The fact that God is the self-existent Creator of all things is greatly comforting. It means that nothing occurs outside His sovereign will — not even the greatest tragedies. Thus, we know He can work everything together for the good of those who love Him (Rom. 8:28). However, the Lord is not merely able but also desirous to turn every adversity to our good. He is not Islam’s Allah, an aloof, impersonal, unitary being content to stay an arm’s length from His people and rule solely and arbitrarily by fiat. Instead, He is the personal, triune Creator who draws near to His people and has a purpose that governs His every decree. This is true of all three persons of the Trinity, but we see it particularly in the revelation of the Father, who, by His Spirit, gives us faith in His Son and adopts us as children (John 1:1–18).

The gospel reveals God as “a faithful Father,” according to question and answer 26 of the Heidelberg Catechism. Many New Testament passages, including Matthew 7:7–11, teach this truth. Jesus appeals to our innate sense of what fatherhood should be in order to reveal clearly the kind of Father our God actually is. Though we are born in Adam and inclined toward evil, we understand that good fathers should give gifts to their children. Moreover, we who are fathers, despite our wickedness and the ways we sin against our children and their mothers, still give gifts to our sons and daughters. If, despite our sin, we want to bless our families and do right by them, how much more does our perfectly good Father want to bless us?

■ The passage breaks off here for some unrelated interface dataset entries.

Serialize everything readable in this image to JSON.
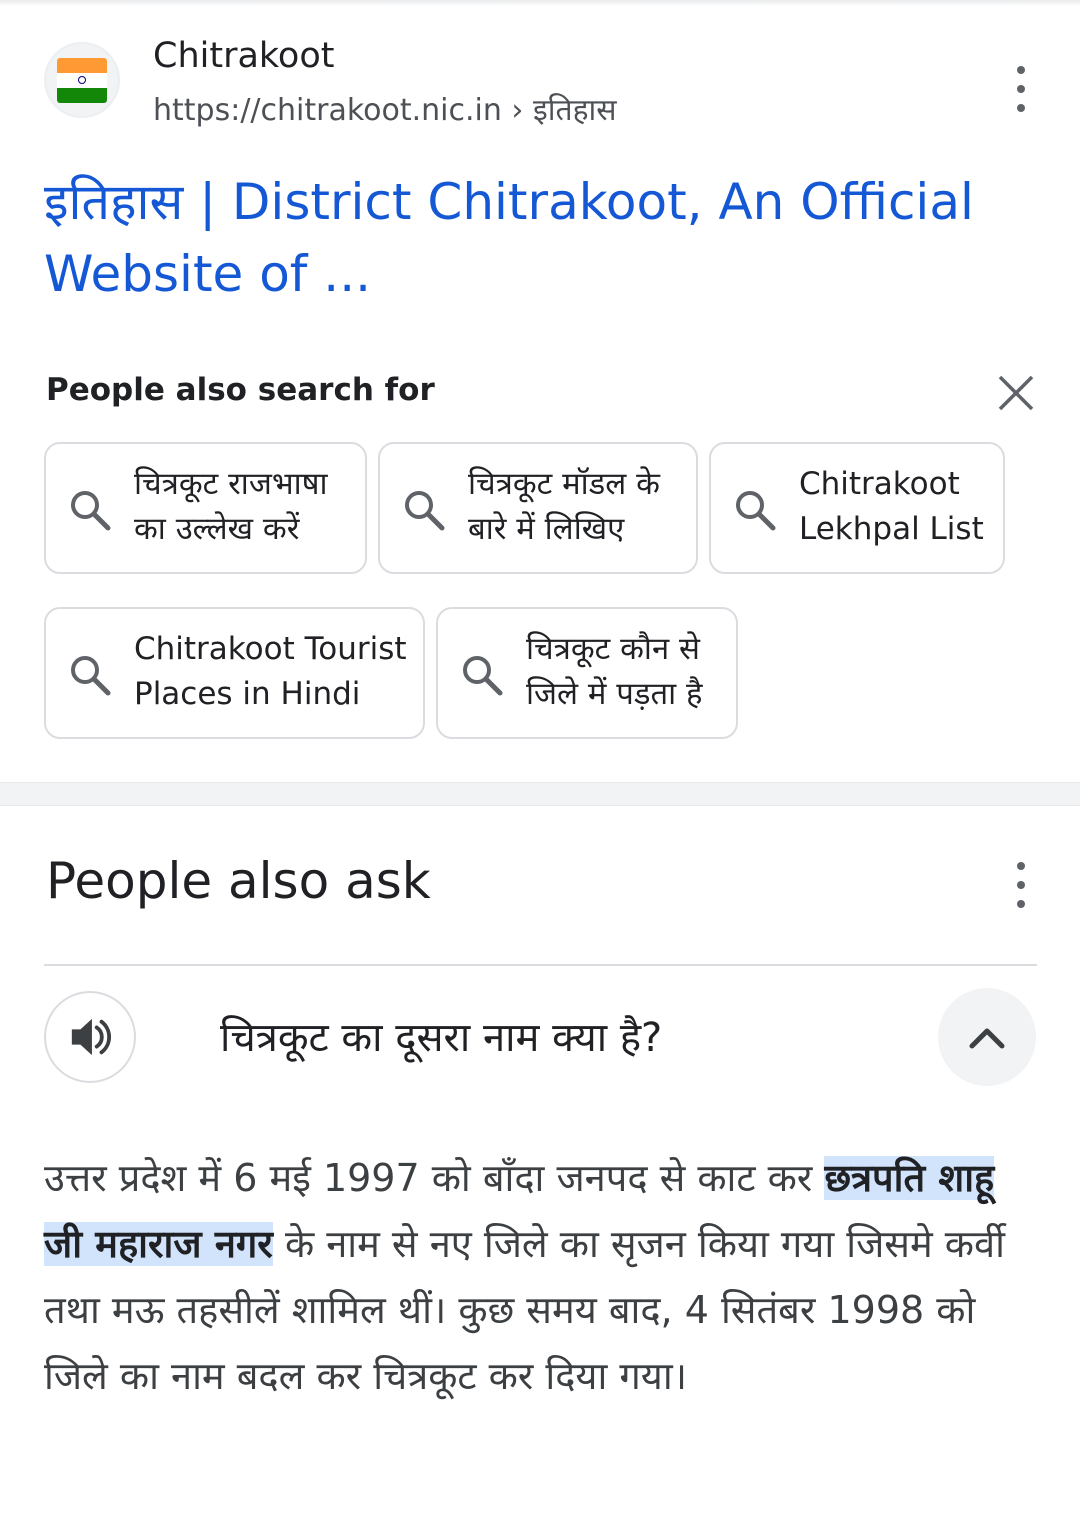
{
  "result": {
    "site_name": "Chitrakoot",
    "url": "https://chitrakoot.nic.in › इतिहास",
    "title": "इतिहास | District Chitrakoot, An Official Website of ..."
  },
  "people_also_search": {
    "heading": "People also search for",
    "chips": [
      {
        "line1": "चित्रकूट राजभाषा",
        "line2": "का उल्लेख करें"
      },
      {
        "line1": "चित्रकूट मॉडल के",
        "line2": "बारे में लिखिए"
      },
      {
        "line1": "Chitrakoot",
        "line2": "Lekhpal List"
      },
      {
        "line1": "Chitrakoot Tourist",
        "line2": "Places in Hindi"
      },
      {
        "line1": "चित्रकूट कौन से",
        "line2": "जिले में पड़ता है"
      }
    ]
  },
  "people_also_ask": {
    "heading": "People also ask",
    "question": "चित्रकूट का दूसरा नाम क्या है?",
    "answer_before": "उत्तर प्रदेश में 6 मई 1997 को बाँदा जनपद से काट कर ",
    "answer_highlight": "छत्रपति शाहू जी महाराज नगर",
    "answer_after": " के नाम से नए जिले का सृजन किया गया जिसमे कर्वी तथा मऊ तहसीलें शामिल थीं। कुछ समय बाद, 4 सितंबर 1998 को जिले का नाम बदल कर चित्रकूट कर दिया गया।"
  },
  "icons": {
    "favicon": "india-flag-icon",
    "menu": "more-vert-icon",
    "close": "close-icon",
    "search": "search-icon",
    "speaker": "volume-icon",
    "collapse": "chevron-up-icon"
  },
  "colors": {
    "link": "#1558d6",
    "highlight": "#d2e3fc",
    "chip_border": "#dadce0"
  }
}
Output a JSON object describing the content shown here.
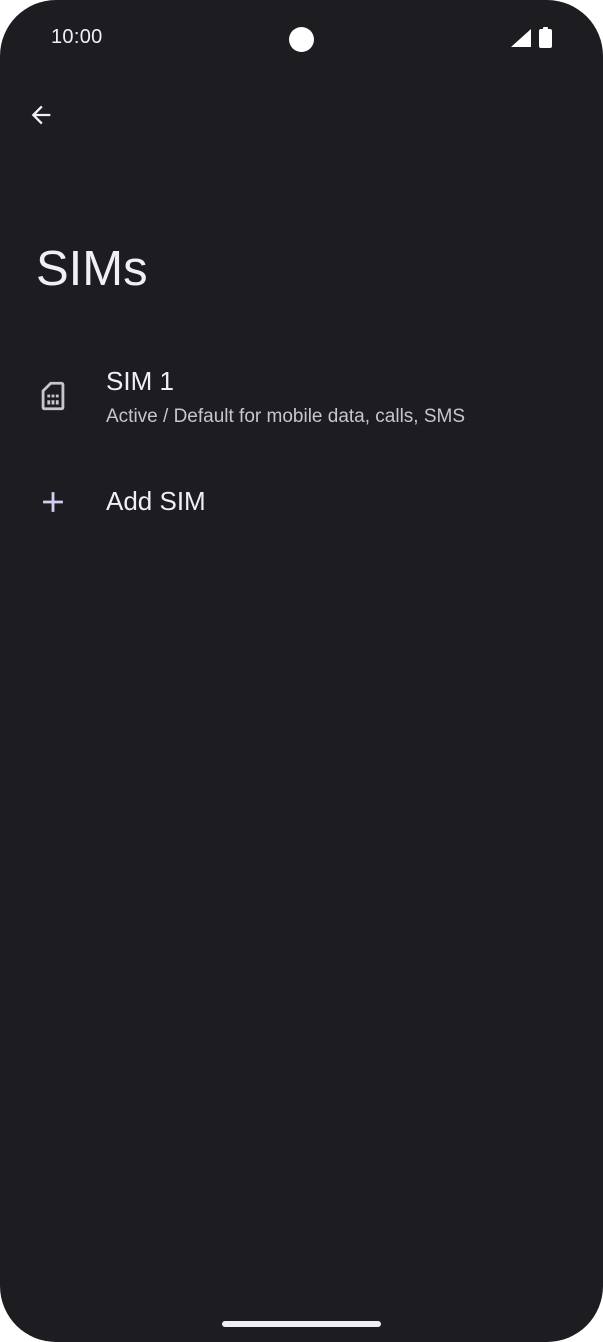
{
  "status_bar": {
    "time": "10:00",
    "icons": [
      "camera-cutout",
      "cell-signal-icon",
      "battery-icon"
    ]
  },
  "app_bar": {
    "back_icon": "arrow-back-icon"
  },
  "page": {
    "title": "SIMs"
  },
  "sims": [
    {
      "icon": "sim-card-icon",
      "title": "SIM 1",
      "summary": "Active / Default for mobile data, calls, SMS"
    }
  ],
  "add_sim": {
    "icon": "plus-icon",
    "label": "Add SIM"
  },
  "colors": {
    "background": "#1d1c21",
    "text_primary": "#f1eff4",
    "text_secondary": "#c8c5cd",
    "icon": "#c8c5cd",
    "status_icons": "#ffffff"
  }
}
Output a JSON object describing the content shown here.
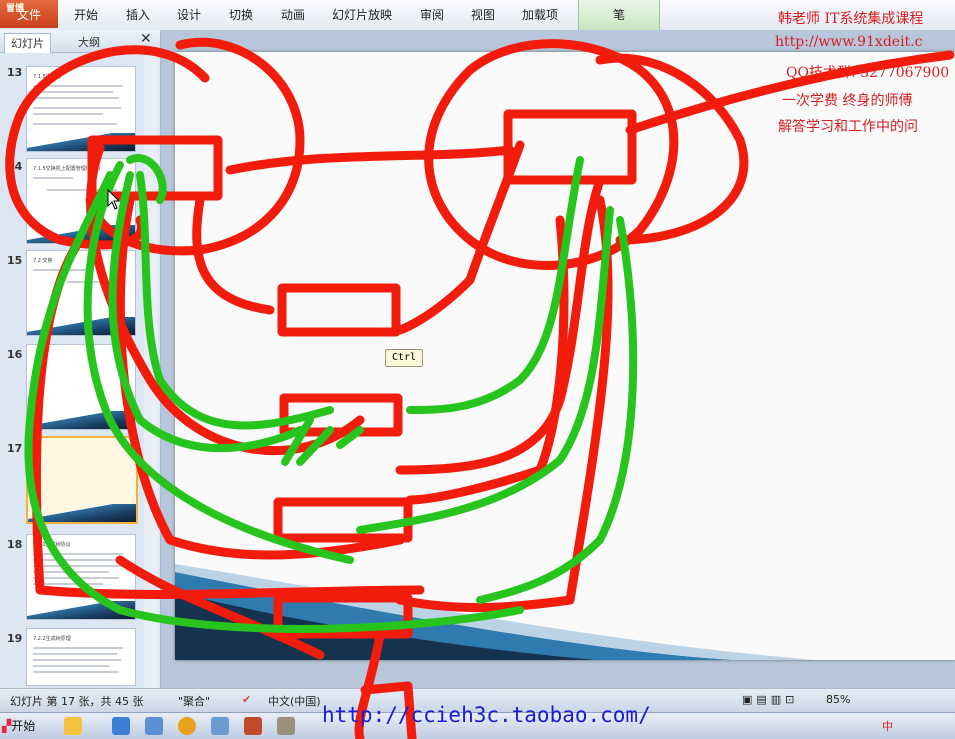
{
  "ribbon": {
    "file": "文件",
    "logo": "冒博",
    "tabs": [
      "开始",
      "插入",
      "设计",
      "切换",
      "动画",
      "幻灯片放映",
      "审阅",
      "视图",
      "加载项"
    ],
    "pen_tab": "笔"
  },
  "panel": {
    "tab_slides": "幻灯片",
    "tab_outline": "大纲",
    "close": "✕",
    "thumbs": [
      {
        "num": "13",
        "title": "7.1.5连接器"
      },
      {
        "num": "14",
        "title": "7.1.5交换机上配置管理IP接口"
      },
      {
        "num": "15",
        "title": "7.2 交换"
      },
      {
        "num": "16",
        "title": ""
      },
      {
        "num": "17",
        "title": ""
      },
      {
        "num": "18",
        "title": "7.2.1生成树协议"
      },
      {
        "num": "19",
        "title": "7.2.2生成树原理"
      }
    ]
  },
  "watermark": {
    "line1": "韩老师 IT系统集成课程",
    "line2": "http://www.91xdeit.c",
    "line3": "QQ技术群: 3277067900",
    "line4": "一次学费   终身的师傅",
    "line5": "解答学习和工作中的问"
  },
  "tooltip": "Ctrl",
  "status": {
    "slide_info": "幻灯片 第 17 张，共 45 张",
    "theme": "\"聚合\"",
    "language": "中文(中国)",
    "zoom": "85%"
  },
  "taskbar": {
    "start": "开始",
    "url": "http://ccieh3c.taobao.com/",
    "ime": "中"
  },
  "colors": {
    "ink_red": "#f21c0c",
    "ink_green": "#26c41c",
    "watermark": "#d41e1e",
    "url": "#1b1bd8"
  }
}
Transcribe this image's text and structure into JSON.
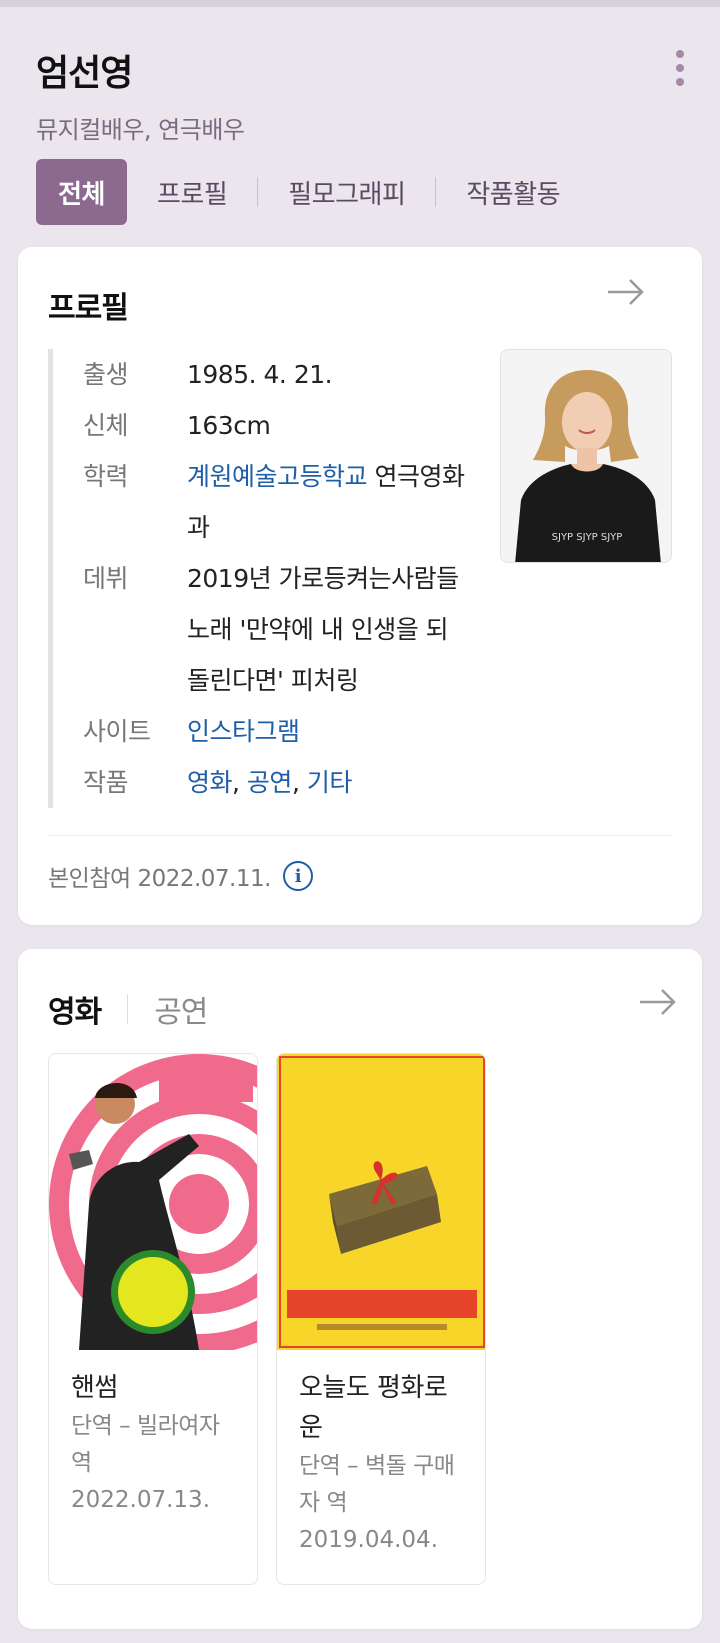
{
  "header": {
    "name": "엄선영",
    "subtitle": "뮤지컬배우, 연극배우",
    "tabs": [
      {
        "label": "전체",
        "active": true
      },
      {
        "label": "프로필",
        "active": false
      },
      {
        "label": "필모그래피",
        "active": false
      },
      {
        "label": "작품활동",
        "active": false
      }
    ]
  },
  "profile": {
    "title": "프로필",
    "rows": {
      "birth": {
        "key": "출생",
        "value": "1985. 4. 21."
      },
      "body": {
        "key": "신체",
        "value": "163cm"
      },
      "edu": {
        "key": "학력",
        "school": "계원예술고등학교",
        "rest": " 연극영화과"
      },
      "debut": {
        "key": "데뷔",
        "value": "2019년 가로등켜는사람들 노래 '만약에 내 인생을 되돌린다면' 피처링"
      },
      "site": {
        "key": "사이트",
        "value": "인스타그램"
      },
      "works": {
        "key": "작품",
        "items": [
          "영화",
          "공연",
          "기타"
        ],
        "sep": ", "
      }
    },
    "owner_note": "본인참여 2022.07.11.",
    "info_icon": "i"
  },
  "movies_section": {
    "tabs": [
      {
        "label": "영화",
        "active": true
      },
      {
        "label": "공연",
        "active": false
      }
    ],
    "items": [
      {
        "title": "핸썸",
        "role": "단역 – 빌라여자 역",
        "date": "2022.07.13."
      },
      {
        "title": "오늘도 평화로운",
        "role": "단역 – 벽돌 구매자 역",
        "date": "2019.04.04."
      }
    ]
  },
  "colors": {
    "background": "#ebe5ee",
    "accent": "#8c6a8f",
    "link": "#1f5fa8"
  },
  "icons": [
    "more-vertical-icon",
    "arrow-right-icon",
    "info-icon"
  ]
}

Importantly, the revelation of God as Father has limitations. Simply put, the Father does not call all people His children. This may be hard to receive, but it is biblical. Certainly, God is the Creator of all people — “we are indeed his offspring” (Acts 17:28) — but true fatherhood in Scripture is far more than the simple production of offspring. Divine fatherhood results in us sharing certain aspects of God’s character and will, in loving what He loves. Jesus tells us as much in John 8:39–47, when He corrects His opponents for claiming God as their Father. The opposition to Christ’s work proved that they were impenitent sinners wholly at odds with what God loves. Their father was the Devil, not the Father of the Lord Jesus Christ. Unless God sovereignly intervenes to adopt us in Christ, the Devil is our father.

Coram Deo

The comfort of the gospel is not in that we are born children of God but in that God, seeing that all people are children of the Devil, nevertheless chooses to adopt a portion of humanity as His children in Christ. It is a distinct privilege to call God “Father” and know that He looks over the well-being of His people. Let us never cheapen that grace by assuming that He is Father in the same way to all people, even those who hate Him.

For Further Study